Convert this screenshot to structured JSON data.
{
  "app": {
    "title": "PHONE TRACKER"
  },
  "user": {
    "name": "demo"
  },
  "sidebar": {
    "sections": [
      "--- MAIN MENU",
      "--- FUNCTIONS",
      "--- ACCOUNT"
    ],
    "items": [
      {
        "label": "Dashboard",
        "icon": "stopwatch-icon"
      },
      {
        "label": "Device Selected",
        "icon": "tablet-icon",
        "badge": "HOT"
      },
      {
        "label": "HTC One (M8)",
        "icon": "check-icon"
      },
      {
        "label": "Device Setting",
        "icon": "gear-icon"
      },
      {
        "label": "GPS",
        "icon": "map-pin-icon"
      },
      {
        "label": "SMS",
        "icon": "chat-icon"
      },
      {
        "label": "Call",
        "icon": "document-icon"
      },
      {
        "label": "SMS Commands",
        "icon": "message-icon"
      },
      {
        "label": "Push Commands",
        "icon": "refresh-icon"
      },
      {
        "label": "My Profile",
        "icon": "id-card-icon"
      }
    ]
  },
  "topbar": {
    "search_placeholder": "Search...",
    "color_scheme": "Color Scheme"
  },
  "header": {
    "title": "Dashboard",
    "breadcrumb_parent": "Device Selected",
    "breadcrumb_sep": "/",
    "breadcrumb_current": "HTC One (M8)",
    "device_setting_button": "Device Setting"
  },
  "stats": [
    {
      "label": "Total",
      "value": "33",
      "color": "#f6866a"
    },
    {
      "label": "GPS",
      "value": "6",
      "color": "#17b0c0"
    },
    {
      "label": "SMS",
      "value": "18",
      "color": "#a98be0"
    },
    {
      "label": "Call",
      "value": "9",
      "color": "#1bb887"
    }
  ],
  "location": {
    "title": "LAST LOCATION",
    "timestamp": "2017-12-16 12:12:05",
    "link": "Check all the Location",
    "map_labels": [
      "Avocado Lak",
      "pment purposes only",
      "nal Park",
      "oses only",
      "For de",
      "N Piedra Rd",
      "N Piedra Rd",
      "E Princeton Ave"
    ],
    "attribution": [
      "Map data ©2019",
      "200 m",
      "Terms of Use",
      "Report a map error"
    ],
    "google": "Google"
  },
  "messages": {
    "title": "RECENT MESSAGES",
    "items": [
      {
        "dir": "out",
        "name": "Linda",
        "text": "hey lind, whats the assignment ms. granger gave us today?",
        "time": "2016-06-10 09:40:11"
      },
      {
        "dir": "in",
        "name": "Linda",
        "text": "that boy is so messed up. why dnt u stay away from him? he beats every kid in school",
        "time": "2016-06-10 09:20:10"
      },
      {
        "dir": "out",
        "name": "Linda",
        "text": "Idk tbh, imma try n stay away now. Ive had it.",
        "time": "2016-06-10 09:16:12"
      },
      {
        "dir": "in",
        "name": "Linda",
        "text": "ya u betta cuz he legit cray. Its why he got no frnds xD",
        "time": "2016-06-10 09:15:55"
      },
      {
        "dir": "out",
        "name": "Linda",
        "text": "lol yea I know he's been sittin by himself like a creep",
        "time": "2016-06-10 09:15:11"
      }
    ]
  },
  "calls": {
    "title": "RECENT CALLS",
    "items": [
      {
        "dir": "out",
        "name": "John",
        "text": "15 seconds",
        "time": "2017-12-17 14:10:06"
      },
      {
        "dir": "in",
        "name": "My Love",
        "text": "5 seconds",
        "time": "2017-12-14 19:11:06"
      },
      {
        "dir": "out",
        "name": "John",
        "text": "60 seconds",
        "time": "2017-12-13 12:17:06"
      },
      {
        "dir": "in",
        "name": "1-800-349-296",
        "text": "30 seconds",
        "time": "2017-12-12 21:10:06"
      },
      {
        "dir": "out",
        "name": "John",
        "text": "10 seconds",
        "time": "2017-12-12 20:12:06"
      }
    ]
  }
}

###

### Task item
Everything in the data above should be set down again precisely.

### Exercise response
Convert this screenshot to structured JSON data.
{
  "app": {
    "title": "PHONE TRACKER"
  },
  "user": {
    "name": "demo"
  },
  "sidebar": {
    "sections": [
      "--- MAIN MENU",
      "--- FUNCTIONS",
      "--- ACCOUNT"
    ],
    "items": [
      {
        "label": "Dashboard",
        "icon": "stopwatch-icon"
      },
      {
        "label": "Device Selected",
        "icon": "tablet-icon",
        "badge": "HOT"
      },
      {
        "label": "HTC One (M8)",
        "icon": "check-icon"
      },
      {
        "label": "Device Setting",
        "icon": "gear-icon"
      },
      {
        "label": "GPS",
        "icon": "map-pin-icon"
      },
      {
        "label": "SMS",
        "icon": "chat-icon"
      },
      {
        "label": "Call",
        "icon": "document-icon"
      },
      {
        "label": "SMS Commands",
        "icon": "message-icon"
      },
      {
        "label": "Push Commands",
        "icon": "refresh-icon"
      },
      {
        "label": "My Profile",
        "icon": "id-card-icon"
      }
    ]
  },
  "topbar": {
    "search_placeholder": "Search...",
    "color_scheme": "Color Scheme"
  },
  "header": {
    "title": "Dashboard",
    "breadcrumb_parent": "Device Selected",
    "breadcrumb_sep": "/",
    "breadcrumb_current": "HTC One (M8)",
    "device_setting_button": "Device Setting"
  },
  "stats": [
    {
      "label": "Total",
      "value": "33",
      "color": "#f6866a"
    },
    {
      "label": "GPS",
      "value": "6",
      "color": "#17b0c0"
    },
    {
      "label": "SMS",
      "value": "18",
      "color": "#a98be0"
    },
    {
      "label": "Call",
      "value": "9",
      "color": "#1bb887"
    }
  ],
  "location": {
    "title": "LAST LOCATION",
    "timestamp": "2017-12-16 12:12:05",
    "link": "Check all the Location",
    "map_labels": [
      "Avocado Lak",
      "pment purposes only",
      "nal Park",
      "oses only",
      "For de",
      "N Piedra Rd",
      "N Piedra Rd",
      "E Princeton Ave"
    ],
    "attribution": [
      "Map data ©2019",
      "200 m",
      "Terms of Use",
      "Report a map error"
    ],
    "google": "Google"
  },
  "messages": {
    "title": "RECENT MESSAGES",
    "items": [
      {
        "dir": "out",
        "name": "Linda",
        "text": "hey lind, whats the assignment ms. granger gave us today?",
        "time": "2016-06-10 09:40:11"
      },
      {
        "dir": "in",
        "name": "Linda",
        "text": "that boy is so messed up. why dnt u stay away from him? he beats every kid in school",
        "time": "2016-06-10 09:20:10"
      },
      {
        "dir": "out",
        "name": "Linda",
        "text": "Idk tbh, imma try n stay away now. Ive had it.",
        "time": "2016-06-10 09:16:12"
      },
      {
        "dir": "in",
        "name": "Linda",
        "text": "ya u betta cuz he legit cray. Its why he got no frnds xD",
        "time": "2016-06-10 09:15:55"
      },
      {
        "dir": "out",
        "name": "Linda",
        "text": "lol yea I know he's been sittin by himself like a creep",
        "time": "2016-06-10 09:15:11"
      }
    ]
  },
  "calls": {
    "title": "RECENT CALLS",
    "items": [
      {
        "dir": "out",
        "name": "John",
        "text": "15 seconds",
        "time": "2017-12-17 14:10:06"
      },
      {
        "dir": "in",
        "name": "My Love",
        "text": "5 seconds",
        "time": "2017-12-14 19:11:06"
      },
      {
        "dir": "out",
        "name": "John",
        "text": "60 seconds",
        "time": "2017-12-13 12:17:06"
      },
      {
        "dir": "in",
        "name": "1-800-349-296",
        "text": "30 seconds",
        "time": "2017-12-12 21:10:06"
      },
      {
        "dir": "out",
        "name": "John",
        "text": "10 seconds",
        "time": "2017-12-12 20:12:06"
      }
    ]
  }
}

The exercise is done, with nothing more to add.